What you should do: A line qualifies if it holds the string "billing". Copy every qualifying line from the records.

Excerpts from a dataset

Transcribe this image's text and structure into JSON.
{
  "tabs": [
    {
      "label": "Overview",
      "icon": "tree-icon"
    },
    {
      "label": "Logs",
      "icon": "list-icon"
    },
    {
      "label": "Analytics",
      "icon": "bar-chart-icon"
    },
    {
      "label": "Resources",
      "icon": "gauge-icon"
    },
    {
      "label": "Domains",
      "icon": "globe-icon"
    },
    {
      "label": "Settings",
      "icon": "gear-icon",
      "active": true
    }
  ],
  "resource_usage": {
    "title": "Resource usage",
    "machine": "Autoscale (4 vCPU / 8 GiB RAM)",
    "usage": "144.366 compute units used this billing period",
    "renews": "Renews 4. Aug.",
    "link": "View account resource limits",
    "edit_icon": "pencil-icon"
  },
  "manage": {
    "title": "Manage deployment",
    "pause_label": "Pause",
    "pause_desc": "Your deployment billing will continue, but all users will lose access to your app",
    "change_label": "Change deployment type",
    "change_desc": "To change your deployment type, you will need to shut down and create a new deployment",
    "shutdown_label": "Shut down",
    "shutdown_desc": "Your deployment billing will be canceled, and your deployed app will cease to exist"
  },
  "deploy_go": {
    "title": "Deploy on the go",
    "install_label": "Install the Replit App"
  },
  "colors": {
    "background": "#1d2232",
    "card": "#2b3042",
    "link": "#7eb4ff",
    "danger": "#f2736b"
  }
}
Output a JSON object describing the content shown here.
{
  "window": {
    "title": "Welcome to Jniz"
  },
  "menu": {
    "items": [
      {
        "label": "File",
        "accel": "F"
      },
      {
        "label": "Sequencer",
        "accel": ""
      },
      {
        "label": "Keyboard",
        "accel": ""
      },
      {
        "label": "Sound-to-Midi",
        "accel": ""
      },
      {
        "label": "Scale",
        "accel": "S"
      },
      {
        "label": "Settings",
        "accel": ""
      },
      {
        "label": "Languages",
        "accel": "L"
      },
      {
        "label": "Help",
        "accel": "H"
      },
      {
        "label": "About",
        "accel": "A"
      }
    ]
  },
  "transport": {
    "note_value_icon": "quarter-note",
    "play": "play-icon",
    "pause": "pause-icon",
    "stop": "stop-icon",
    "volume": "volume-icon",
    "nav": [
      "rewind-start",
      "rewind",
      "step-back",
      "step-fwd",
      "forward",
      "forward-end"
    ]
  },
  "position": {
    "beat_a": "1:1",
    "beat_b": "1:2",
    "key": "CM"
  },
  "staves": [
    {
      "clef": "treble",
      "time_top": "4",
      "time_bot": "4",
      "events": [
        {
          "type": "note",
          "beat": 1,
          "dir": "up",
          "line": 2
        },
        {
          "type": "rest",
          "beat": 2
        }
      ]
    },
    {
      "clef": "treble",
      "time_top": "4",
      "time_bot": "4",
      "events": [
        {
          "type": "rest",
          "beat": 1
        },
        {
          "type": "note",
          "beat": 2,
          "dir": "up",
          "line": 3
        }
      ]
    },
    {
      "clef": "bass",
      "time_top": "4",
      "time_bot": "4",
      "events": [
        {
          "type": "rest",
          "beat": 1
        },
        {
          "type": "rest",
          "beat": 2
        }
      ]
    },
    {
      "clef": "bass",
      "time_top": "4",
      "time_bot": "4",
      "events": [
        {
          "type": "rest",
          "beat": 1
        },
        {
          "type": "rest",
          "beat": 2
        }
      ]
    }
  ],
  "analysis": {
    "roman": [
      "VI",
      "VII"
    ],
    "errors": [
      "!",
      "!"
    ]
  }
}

Reply to the task:
    "usage": "144.366 compute units used this billing period",
    "pause_desc": "Your deployment billing will continue, but all users will lose access to your app",
    "shutdown_desc": "Your deployment billing will be canceled, and your deployed app will cease to exist"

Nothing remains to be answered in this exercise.